Tips on Understanding Nutrition for the Body

Developing healthy eating habits is not difficult. It merely requires choosing foods that offer the best balance of nutrients for your body’s needs. There are some basic rules you should try to stick in planning your daily diet. The first rule is to keep your total fat intake lesser than 30% of your total calories. Body fat basics dictate that you should also get at least 55% of your total daily calories from carbohydrates and protein should make up only about 12 to 15 percent of your daily calories. Nutrient and calorie needs vary from person to person, depending on age, sex, body size, an level of physical activity. Of course, understanding nutrition would also mean taking note of the following nutrients.

Tip #1: Understanding carbohydrates.

An immense variety of foods, nearly all of them are derived from plants and supply your daily need for carbohydrates, which is the body’s principal source of energy. There are two types of carbohydrates namely simple carbohydrates and complex carbohydrates.

Tip #2: Understanding simple and complex carbohydrates.

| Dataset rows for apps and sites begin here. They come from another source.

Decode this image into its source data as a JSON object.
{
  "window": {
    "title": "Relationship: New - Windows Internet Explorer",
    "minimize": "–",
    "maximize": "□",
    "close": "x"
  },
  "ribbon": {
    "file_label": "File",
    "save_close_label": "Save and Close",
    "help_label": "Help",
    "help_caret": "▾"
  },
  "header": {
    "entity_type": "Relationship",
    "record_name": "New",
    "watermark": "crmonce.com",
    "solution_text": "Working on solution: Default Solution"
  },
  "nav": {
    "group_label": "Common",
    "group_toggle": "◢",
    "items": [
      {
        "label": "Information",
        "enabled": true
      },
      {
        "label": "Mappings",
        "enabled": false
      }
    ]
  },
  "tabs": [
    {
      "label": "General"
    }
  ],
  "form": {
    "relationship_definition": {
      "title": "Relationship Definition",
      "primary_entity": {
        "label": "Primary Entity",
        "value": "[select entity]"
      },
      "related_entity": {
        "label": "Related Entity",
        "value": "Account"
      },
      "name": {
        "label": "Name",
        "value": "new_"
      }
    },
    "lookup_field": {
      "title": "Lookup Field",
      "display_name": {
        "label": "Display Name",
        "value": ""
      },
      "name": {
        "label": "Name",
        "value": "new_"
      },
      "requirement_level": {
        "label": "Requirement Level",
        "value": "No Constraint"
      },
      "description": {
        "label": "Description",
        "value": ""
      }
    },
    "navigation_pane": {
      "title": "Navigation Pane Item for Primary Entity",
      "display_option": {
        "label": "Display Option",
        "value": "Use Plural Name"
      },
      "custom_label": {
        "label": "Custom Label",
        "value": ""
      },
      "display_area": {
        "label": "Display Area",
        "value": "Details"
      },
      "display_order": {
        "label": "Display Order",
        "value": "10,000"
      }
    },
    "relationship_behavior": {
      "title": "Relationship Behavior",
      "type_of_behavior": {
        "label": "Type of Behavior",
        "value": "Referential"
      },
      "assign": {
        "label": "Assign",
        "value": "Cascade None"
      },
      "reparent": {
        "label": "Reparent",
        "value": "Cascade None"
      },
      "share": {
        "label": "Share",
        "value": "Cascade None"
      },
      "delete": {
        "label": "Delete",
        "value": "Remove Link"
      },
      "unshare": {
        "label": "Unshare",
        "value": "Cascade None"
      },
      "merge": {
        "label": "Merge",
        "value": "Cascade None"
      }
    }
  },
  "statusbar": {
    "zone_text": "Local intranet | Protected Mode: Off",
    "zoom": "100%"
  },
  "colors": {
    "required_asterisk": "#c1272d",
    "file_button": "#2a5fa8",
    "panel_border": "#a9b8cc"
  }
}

The first type of carbohydrates simply means sugar. To most people, sugar means refined, white table sugar, made from cane or beets. They are otherwise known as fructose, lactose, maltose and and sugar alcohols like sorbitol and xylitol. Sugars are often identified by their sources.
Complex carbohydrates, on the other hand, are considered as the primary sources of starches, which are large chains of glucose molecules. Starch is the storage form of carbohydrates in plants, comparable to the glycogen in humans and animals.

Tip #3: Understanding how to regulate carbohydrates in the body.

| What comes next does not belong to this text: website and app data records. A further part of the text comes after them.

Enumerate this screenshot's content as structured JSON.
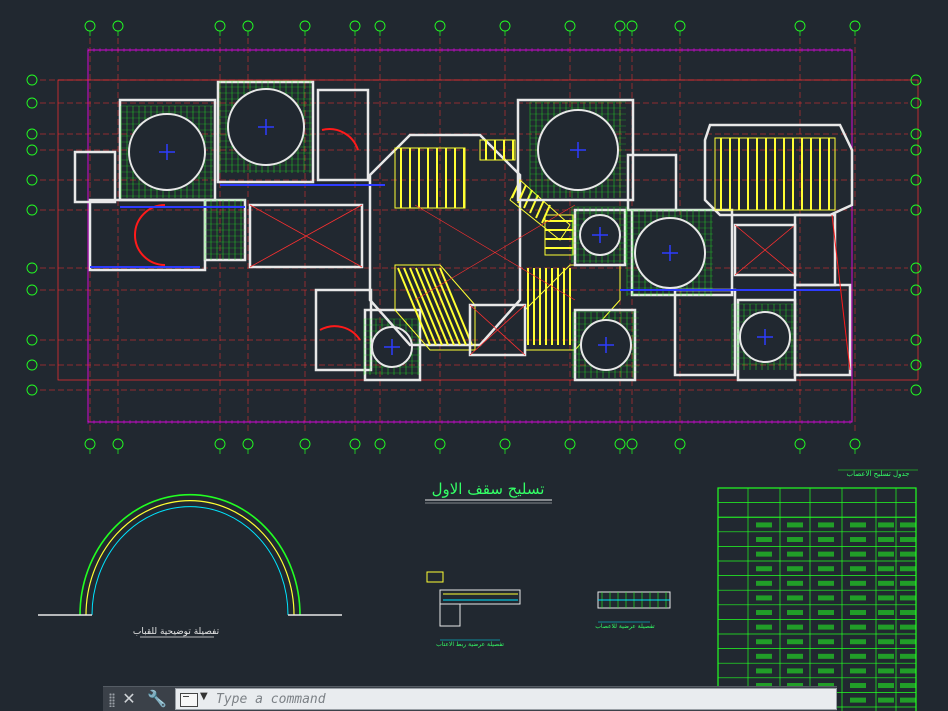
{
  "app": {
    "name": "CAD drawing canvas"
  },
  "drawing": {
    "title_label": "تسليح سقف الاول",
    "arch_detail_label": "تفصيلة توضيحية للقباب",
    "section_label_1": "تفصيلة عرضية ربط الاعتاب",
    "section_label_2": "تفصيلة عرضية للاعصاب",
    "table_header": "جدول تسليح الاعصاب",
    "table_rows": 15,
    "grid_bubble_count_top": 16,
    "grid_bubble_count_side": 10
  },
  "colors": {
    "background": "#212830",
    "walls": "#e8e8e8",
    "hatch": "#22ff22",
    "ribs": "#ffff33",
    "grid": "#ff3030",
    "dims": "#ff00ff",
    "text": "#33ff66",
    "blue": "#2e3cff",
    "cyan": "#00e5ff"
  },
  "command_line": {
    "placeholder": "Type a command",
    "close_icon": "close-icon",
    "customize_icon": "wrench-icon"
  }
}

If you are trying to control your weight or lose several pounds, you have probably heard contradictory things about carbohydrates. Some dieters avoid starchy foods as well as sugary foods because they believe that they are highly fattening. However, you should understand that every gram of both simple and complex carbohydrates contain exactly the same number of calories as protein.

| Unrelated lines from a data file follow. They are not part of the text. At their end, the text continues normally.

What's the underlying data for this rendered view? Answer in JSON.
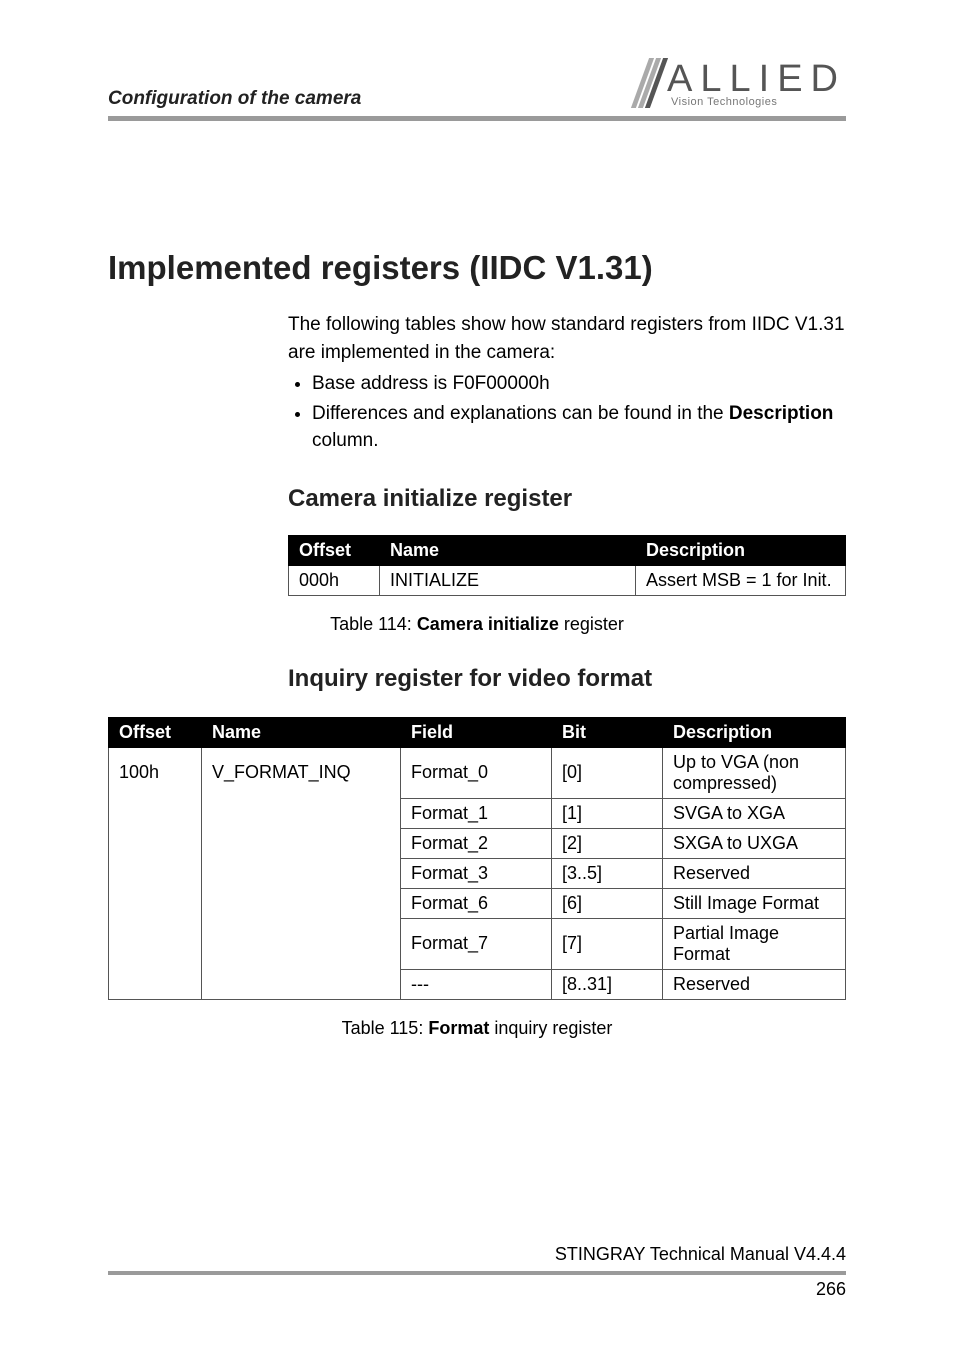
{
  "header": {
    "section_title": "Configuration of the camera"
  },
  "logo": {
    "main": "ALLIED",
    "sub": "Vision Technologies"
  },
  "h1": "Implemented registers (IIDC V1.31)",
  "intro": {
    "para": "The following tables show how standard registers from IIDC V1.31 are implemented in the camera:",
    "b1": "Base address is F0F00000h",
    "b2_pre": "Differences and explanations can be found in the ",
    "b2_bold": "Description",
    "b2_post": " column."
  },
  "h2a": "Camera initialize register",
  "t1": {
    "h_offset": "Offset",
    "h_name": "Name",
    "h_desc": "Description",
    "r1_offset": "000h",
    "r1_name": "INITIALIZE",
    "r1_desc": "Assert MSB = 1 for Init."
  },
  "cap1_pre": "Table 114: ",
  "cap1_b": "Camera initialize",
  "cap1_post": " register",
  "h2b": "Inquiry register for video format",
  "t2": {
    "h_offset": "Offset",
    "h_name": "Name",
    "h_field": "Field",
    "h_bit": "Bit",
    "h_desc": "Description",
    "offset": "100h",
    "name": "V_FORMAT_INQ",
    "rows": [
      {
        "field": "Format_0",
        "bit": "[0]",
        "desc": "Up to VGA (non compressed)"
      },
      {
        "field": "Format_1",
        "bit": "[1]",
        "desc": "SVGA to XGA"
      },
      {
        "field": "Format_2",
        "bit": "[2]",
        "desc": "SXGA to UXGA"
      },
      {
        "field": "Format_3",
        "bit": "[3..5]",
        "desc": "Reserved"
      },
      {
        "field": "Format_6",
        "bit": "[6]",
        "desc": "Still Image Format"
      },
      {
        "field": "Format_7",
        "bit": "[7]",
        "desc": "Partial Image Format"
      },
      {
        "field": "---",
        "bit": "[8..31]",
        "desc": "Reserved"
      }
    ]
  },
  "cap2_pre": "Table 115: ",
  "cap2_b": "Format",
  "cap2_post": " inquiry register",
  "footer": {
    "doc": "STINGRAY Technical Manual V4.4.4",
    "page": "266"
  }
}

Tip #4: Understanding protein.

Protein is considered as the basic material of life. It constitutes three-fourth of your body tissue. The muscles, organs, antibodies, some hormones, and all enzymes are largely composed of protein. It is not a single, simple substance, but a multitude of chemical combinations. The basic structure of protein is actually a chain of amino acids that can form many different configurations and can combine with other substances.

Tip #5: Understanding how protein works.

Proteins are constantly being broken down in your body. Most of the amino acids are reused, but you must constantly replace some of those that are lost. This process is known as protein turnover. Without dietary protein, growth and all bodily functions would not take place.

Tip #6: Understanding the need for protein.

You need adequate protein intake to build muscles, but if you eat a normal, balanced diet, it is hard not to get enough protein. Even strict vegetarians get enough if they eat grains and vegetables in the proper quantities and combinations to insure that their protein is complete.

Tip #3: Understanding fats.

By now, the health effects of too much fat in the diet have been fairly well established. A high-fat diet has been linked in several studies with heart disease, cancer, and other illnesses. Since fat contains about twice as many calories by weight as carbohydrates and protein, high-fat foods can also contribute to obesity. Some people think that fat is a nutritional villain that should be shunned at all cost. However, fat is essential to the proper functioning of the body, and you should need to consume some fat to remain healthy.
Body nutrition is best understood once you know more about carbohydrates, protein and fats. Doing this will help you distinguish the good from the bad, the essential from the unnecessary, the safe from the harmful.